Website and app data records:
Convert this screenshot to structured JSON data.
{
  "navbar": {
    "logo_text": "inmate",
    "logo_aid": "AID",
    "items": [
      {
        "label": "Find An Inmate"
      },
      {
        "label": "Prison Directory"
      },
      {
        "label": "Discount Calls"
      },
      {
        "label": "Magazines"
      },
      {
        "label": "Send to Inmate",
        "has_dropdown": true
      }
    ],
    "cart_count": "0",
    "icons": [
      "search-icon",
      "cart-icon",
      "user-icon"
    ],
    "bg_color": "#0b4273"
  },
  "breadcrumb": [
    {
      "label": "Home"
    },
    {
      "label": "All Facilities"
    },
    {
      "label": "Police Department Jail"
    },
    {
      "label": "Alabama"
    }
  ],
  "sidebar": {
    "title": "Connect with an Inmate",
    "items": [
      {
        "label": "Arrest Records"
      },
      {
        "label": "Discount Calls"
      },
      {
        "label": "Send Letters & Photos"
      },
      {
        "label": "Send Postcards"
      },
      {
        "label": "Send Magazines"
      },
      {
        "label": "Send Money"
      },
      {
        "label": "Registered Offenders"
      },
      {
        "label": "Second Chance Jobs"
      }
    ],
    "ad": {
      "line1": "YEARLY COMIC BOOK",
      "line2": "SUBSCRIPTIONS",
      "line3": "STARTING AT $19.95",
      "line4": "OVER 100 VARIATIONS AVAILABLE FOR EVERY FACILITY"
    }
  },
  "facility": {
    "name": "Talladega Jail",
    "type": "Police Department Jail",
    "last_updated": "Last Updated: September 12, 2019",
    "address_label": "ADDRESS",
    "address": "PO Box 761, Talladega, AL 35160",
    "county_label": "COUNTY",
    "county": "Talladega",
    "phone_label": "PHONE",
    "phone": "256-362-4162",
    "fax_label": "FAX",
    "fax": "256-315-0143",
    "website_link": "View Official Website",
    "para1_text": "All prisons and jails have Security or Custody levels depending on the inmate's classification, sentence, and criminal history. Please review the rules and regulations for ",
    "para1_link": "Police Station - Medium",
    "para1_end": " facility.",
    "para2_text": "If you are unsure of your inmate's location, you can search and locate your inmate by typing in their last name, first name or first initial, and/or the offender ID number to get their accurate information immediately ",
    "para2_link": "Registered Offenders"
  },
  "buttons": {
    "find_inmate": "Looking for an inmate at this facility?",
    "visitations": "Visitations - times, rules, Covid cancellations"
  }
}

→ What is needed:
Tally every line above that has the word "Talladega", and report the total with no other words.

→ Result for this exercise:
3